I wish I could say things fell into place easily, but actually there was struggle involved every step of the way. I kept trying to predict what my peers were going to be interested in. What did they need in terms of peace activism on campus? I found myself feeling extremely discouraged when even my close friends just didn’t seem to care. But then I would remember that I still had complete control over my own actions, and I could only hope that by living the truth I believed in I might affect others without knowing it. This would last for a couple of days before I got discouraged again, and I kept finding myself completely depleted, exhausted, as if I had nothing left to give!
I shared my story of frustration and exhaustion along with these three major revelations to a hundred people at an AFSC benefit in the spring of 2010:
1. Individual responsibility is the only path toward collective responsibility. BE informed. There were so many things I knew nothing about. Up until recently, I chose my opinion, felt confident that it was the right one, and then never bothered to learn more. There is something to be said for being present, bearing witness.
2. Actions should evoke empathy. I had to redefine my goals as an organizer in order to affect people emotionally. Mass amounts of people showing up to an event don’t necessarily make it successful. It’s the change one person can undergo, the experience they have inside their bodies in an instant that’s important. Images are a great way to make this happen.
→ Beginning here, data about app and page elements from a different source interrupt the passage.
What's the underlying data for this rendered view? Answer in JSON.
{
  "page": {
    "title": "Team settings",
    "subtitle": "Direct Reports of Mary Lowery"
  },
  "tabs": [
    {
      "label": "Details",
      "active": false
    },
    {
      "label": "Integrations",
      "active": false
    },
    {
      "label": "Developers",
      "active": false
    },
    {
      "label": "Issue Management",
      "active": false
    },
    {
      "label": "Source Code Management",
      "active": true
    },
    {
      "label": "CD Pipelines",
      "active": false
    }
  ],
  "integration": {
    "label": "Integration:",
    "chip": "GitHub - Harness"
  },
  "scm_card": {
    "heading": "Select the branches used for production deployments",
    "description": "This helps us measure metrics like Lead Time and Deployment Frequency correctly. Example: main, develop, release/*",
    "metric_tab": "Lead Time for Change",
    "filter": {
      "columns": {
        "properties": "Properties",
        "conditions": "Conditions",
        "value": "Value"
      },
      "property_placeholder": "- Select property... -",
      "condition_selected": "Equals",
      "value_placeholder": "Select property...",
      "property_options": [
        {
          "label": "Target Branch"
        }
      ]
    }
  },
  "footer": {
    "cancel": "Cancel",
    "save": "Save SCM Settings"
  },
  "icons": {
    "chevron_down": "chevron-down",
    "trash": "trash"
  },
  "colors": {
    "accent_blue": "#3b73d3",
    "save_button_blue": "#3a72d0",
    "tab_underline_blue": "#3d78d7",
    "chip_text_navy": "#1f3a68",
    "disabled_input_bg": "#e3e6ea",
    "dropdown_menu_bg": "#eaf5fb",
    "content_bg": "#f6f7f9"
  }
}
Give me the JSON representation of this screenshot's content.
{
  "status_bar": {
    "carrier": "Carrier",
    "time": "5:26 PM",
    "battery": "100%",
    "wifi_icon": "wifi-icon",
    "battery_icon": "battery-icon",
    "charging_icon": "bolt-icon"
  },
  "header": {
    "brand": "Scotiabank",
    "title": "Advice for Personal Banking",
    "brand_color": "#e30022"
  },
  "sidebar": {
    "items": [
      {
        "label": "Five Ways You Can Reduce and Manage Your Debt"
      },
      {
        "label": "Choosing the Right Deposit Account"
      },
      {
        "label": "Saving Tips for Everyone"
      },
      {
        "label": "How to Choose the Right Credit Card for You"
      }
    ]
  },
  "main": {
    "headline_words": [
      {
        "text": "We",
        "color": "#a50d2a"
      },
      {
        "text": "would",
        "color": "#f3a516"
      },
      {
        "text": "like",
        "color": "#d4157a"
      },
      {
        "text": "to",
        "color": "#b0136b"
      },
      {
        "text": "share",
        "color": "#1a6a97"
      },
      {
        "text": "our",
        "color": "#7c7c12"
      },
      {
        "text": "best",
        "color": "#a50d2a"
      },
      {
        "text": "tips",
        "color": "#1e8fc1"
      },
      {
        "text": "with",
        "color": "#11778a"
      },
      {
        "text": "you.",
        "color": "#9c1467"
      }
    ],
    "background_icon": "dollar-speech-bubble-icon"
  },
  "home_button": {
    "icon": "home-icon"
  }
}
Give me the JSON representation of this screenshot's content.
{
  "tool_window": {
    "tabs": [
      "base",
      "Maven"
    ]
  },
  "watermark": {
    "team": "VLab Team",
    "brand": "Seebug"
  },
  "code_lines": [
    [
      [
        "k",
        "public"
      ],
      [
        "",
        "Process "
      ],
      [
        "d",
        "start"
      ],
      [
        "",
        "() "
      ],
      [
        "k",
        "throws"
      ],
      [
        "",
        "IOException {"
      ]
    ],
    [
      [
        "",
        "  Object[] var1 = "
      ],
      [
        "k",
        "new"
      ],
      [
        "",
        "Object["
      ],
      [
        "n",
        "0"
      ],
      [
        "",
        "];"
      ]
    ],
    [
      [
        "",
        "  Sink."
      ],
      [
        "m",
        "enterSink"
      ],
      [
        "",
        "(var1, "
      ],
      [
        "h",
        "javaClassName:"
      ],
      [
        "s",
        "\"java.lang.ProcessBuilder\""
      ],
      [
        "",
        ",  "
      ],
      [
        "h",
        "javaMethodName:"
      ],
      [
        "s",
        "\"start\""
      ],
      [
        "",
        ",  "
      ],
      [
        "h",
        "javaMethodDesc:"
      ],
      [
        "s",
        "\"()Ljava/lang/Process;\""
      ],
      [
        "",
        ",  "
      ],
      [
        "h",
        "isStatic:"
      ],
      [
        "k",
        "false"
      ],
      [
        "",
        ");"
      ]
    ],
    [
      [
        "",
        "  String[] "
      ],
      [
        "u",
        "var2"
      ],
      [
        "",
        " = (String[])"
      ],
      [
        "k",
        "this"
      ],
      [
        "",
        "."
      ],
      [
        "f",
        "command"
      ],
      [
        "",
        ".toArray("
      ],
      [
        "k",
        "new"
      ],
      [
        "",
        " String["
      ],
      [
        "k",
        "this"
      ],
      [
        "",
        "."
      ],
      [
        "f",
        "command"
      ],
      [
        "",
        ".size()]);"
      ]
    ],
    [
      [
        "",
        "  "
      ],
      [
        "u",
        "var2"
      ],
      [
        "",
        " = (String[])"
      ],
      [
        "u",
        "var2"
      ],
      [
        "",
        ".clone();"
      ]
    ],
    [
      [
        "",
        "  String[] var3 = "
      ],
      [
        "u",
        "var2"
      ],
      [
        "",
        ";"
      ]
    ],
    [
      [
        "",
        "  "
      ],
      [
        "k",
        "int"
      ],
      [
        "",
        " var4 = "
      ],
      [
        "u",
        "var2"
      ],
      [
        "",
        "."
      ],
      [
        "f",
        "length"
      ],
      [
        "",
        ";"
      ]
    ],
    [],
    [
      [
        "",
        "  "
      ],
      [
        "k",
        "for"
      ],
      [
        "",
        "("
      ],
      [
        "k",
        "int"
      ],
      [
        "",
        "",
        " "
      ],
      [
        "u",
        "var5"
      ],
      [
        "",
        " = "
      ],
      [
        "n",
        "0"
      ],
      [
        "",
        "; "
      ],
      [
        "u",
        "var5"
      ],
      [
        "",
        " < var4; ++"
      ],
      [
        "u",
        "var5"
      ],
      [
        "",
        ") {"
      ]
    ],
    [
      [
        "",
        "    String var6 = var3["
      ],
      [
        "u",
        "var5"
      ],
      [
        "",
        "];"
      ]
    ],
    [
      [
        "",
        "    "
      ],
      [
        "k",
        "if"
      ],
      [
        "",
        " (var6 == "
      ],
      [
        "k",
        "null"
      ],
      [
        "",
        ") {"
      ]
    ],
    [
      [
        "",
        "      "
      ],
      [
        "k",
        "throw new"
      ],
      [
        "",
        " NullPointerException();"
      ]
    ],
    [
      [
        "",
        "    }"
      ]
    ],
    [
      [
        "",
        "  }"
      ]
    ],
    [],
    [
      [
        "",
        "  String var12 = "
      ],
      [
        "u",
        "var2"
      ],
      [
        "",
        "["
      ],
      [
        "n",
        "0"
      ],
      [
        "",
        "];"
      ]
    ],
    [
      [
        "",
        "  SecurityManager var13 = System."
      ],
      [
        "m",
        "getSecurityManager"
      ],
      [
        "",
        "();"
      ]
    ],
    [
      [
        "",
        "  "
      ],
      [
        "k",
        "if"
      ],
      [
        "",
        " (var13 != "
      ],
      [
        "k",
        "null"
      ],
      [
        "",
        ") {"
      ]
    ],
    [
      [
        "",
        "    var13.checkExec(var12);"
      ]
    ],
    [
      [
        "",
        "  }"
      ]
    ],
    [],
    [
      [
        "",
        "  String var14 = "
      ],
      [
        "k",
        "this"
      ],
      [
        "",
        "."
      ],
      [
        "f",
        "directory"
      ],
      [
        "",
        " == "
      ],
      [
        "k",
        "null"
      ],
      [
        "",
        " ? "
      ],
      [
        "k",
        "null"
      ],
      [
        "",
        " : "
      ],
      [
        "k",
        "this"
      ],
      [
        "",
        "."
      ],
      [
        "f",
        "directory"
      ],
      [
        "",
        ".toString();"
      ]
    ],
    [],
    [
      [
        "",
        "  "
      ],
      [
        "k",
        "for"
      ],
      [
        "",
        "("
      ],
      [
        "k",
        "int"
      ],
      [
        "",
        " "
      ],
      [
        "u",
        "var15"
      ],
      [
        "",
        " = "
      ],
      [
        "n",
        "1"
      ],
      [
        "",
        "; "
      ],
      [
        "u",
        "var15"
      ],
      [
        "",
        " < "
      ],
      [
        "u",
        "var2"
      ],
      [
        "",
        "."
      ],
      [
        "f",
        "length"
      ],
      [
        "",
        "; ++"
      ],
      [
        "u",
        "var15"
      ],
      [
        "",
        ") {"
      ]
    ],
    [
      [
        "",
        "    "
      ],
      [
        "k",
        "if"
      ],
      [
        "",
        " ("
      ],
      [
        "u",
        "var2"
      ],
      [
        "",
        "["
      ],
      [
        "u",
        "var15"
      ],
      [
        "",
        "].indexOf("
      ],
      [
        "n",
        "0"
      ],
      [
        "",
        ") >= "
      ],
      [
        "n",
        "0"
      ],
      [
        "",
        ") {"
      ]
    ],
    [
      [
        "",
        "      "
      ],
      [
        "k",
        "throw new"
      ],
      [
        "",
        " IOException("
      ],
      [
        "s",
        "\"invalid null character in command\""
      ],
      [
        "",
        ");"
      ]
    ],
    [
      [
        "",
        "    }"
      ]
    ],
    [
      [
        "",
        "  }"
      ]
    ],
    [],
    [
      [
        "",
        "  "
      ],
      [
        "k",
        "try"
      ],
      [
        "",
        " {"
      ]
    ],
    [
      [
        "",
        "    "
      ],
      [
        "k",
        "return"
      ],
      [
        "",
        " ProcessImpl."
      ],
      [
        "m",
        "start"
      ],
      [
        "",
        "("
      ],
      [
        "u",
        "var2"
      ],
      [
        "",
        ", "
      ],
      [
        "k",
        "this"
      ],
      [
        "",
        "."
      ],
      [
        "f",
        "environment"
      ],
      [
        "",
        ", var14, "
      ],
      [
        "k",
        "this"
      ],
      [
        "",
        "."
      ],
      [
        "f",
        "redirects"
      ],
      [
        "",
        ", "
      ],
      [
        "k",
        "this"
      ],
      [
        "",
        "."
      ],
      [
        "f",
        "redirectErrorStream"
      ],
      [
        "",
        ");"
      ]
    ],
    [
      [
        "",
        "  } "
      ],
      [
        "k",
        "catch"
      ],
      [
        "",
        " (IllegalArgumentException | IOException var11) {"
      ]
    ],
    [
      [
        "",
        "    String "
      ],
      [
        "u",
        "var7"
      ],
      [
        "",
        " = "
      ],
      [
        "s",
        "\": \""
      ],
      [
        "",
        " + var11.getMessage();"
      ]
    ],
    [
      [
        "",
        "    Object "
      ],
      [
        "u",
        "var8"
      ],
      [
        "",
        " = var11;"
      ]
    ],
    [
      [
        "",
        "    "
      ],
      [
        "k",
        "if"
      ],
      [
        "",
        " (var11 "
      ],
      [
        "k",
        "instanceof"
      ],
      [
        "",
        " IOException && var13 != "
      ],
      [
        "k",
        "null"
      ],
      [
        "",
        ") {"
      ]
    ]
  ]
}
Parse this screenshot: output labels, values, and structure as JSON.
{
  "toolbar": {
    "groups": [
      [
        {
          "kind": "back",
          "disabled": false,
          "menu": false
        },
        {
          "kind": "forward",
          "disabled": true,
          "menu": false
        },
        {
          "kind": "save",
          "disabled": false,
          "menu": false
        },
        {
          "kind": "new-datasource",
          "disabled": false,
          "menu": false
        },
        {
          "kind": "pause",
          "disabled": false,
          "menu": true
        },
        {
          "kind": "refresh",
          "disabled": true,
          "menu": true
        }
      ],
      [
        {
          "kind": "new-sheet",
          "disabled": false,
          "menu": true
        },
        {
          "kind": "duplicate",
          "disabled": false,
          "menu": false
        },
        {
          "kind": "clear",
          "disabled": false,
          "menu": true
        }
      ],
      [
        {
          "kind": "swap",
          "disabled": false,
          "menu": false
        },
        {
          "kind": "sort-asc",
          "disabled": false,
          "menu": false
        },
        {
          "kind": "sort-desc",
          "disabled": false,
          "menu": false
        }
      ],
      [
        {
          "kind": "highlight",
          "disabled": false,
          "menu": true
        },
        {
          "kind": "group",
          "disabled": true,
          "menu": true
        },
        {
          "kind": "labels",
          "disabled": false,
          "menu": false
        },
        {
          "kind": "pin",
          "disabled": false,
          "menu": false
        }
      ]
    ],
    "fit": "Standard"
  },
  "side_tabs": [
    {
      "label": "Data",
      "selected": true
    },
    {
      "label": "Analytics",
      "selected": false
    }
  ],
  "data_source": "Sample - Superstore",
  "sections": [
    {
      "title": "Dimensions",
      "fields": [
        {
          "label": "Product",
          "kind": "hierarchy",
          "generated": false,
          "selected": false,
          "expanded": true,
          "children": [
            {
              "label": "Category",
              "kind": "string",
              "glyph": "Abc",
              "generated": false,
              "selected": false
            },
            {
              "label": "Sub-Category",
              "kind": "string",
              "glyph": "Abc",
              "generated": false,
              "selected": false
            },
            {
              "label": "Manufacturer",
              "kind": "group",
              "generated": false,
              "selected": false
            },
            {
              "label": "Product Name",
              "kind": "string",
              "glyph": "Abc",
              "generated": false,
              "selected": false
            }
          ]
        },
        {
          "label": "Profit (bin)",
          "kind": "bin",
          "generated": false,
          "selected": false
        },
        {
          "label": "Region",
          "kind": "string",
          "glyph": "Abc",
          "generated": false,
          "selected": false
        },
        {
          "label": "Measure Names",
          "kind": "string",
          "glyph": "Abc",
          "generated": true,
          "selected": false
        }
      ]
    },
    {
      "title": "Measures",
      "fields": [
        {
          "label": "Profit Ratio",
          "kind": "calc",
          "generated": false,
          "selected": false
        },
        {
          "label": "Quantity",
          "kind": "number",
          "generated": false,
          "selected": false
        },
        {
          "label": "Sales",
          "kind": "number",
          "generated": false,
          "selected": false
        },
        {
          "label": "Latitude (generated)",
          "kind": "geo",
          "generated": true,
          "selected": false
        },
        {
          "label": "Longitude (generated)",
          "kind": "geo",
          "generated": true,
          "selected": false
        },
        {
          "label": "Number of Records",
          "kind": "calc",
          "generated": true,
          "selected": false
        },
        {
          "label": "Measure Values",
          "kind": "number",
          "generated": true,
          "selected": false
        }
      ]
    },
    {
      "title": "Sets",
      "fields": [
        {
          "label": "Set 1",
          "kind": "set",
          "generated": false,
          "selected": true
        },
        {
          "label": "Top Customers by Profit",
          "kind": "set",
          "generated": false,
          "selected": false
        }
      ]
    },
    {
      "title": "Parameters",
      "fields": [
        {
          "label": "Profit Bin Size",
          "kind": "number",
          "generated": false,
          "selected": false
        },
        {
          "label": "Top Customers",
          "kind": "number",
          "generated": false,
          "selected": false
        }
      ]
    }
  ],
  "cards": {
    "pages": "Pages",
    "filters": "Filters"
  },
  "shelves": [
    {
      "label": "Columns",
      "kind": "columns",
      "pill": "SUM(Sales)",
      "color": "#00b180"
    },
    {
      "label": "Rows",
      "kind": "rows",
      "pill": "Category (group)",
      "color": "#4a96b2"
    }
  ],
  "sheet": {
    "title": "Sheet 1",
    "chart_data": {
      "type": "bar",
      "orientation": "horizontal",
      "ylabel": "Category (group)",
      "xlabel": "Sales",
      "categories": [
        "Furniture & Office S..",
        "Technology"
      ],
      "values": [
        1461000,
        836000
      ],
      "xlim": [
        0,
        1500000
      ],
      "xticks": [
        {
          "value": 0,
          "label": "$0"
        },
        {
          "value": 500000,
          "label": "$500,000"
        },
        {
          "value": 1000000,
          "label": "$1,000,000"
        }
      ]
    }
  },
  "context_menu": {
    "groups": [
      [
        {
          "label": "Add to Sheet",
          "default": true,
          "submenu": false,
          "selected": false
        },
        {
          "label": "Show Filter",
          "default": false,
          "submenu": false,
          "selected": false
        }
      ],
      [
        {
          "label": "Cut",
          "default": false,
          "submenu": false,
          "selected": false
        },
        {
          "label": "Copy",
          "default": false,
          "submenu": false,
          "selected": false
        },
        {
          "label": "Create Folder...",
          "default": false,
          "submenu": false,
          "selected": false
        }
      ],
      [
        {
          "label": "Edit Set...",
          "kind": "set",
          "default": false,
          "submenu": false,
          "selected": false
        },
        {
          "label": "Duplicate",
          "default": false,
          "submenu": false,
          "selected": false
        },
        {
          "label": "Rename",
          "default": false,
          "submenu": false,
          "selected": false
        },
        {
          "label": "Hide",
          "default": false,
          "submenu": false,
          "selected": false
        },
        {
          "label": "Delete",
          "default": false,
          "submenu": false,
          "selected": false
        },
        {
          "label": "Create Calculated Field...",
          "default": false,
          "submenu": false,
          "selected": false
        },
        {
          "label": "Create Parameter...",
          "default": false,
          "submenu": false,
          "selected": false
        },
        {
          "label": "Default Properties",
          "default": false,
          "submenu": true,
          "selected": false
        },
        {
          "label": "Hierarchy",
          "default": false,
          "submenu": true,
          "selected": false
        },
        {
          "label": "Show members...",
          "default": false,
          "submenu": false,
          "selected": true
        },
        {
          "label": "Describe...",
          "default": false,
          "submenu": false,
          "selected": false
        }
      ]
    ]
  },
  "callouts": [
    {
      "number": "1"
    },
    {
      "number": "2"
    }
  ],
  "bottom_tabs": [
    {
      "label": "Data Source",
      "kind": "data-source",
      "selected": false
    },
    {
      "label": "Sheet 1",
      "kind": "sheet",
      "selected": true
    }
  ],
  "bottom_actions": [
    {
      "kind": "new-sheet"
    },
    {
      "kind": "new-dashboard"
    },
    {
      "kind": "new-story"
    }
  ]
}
Fewer facts. Fewer discussions. People need to be given a chance to feel something about injustice and unspeakable violence, and to feel a sincere love for peace.
3. Stay centered. Don’t forget about inner peace. It’s easy to get caught up in today’s cultural machinery – emails, networking, promoting. But we need to stay connected to the roots of our active pacifism so that as this country’s passionate peacemakers we don’t find ourselves exhausted before the job is done.
I am still not sure which forms of activism make the most sense for the current generation of young people, but I now have the tools I need to move forward as someone who makes at least a little more change than the passive person who used to do nothing but care. Caring is not enough, yet I have learned that it truly doesn’t take much to affect change by affecting others as long as we stay connected to the roots of our beliefs. These roots are internal, and must be nurtured with compassion before we can act with our full Light shining forth. We must nurture our inner light daily or our own quest for peace threatens to place us at odds with the world. And maybe it’s okay to let the news go unread, trusting that wherever there is violence in the world there is also beauty and love. The light that shines in us shines everywhere.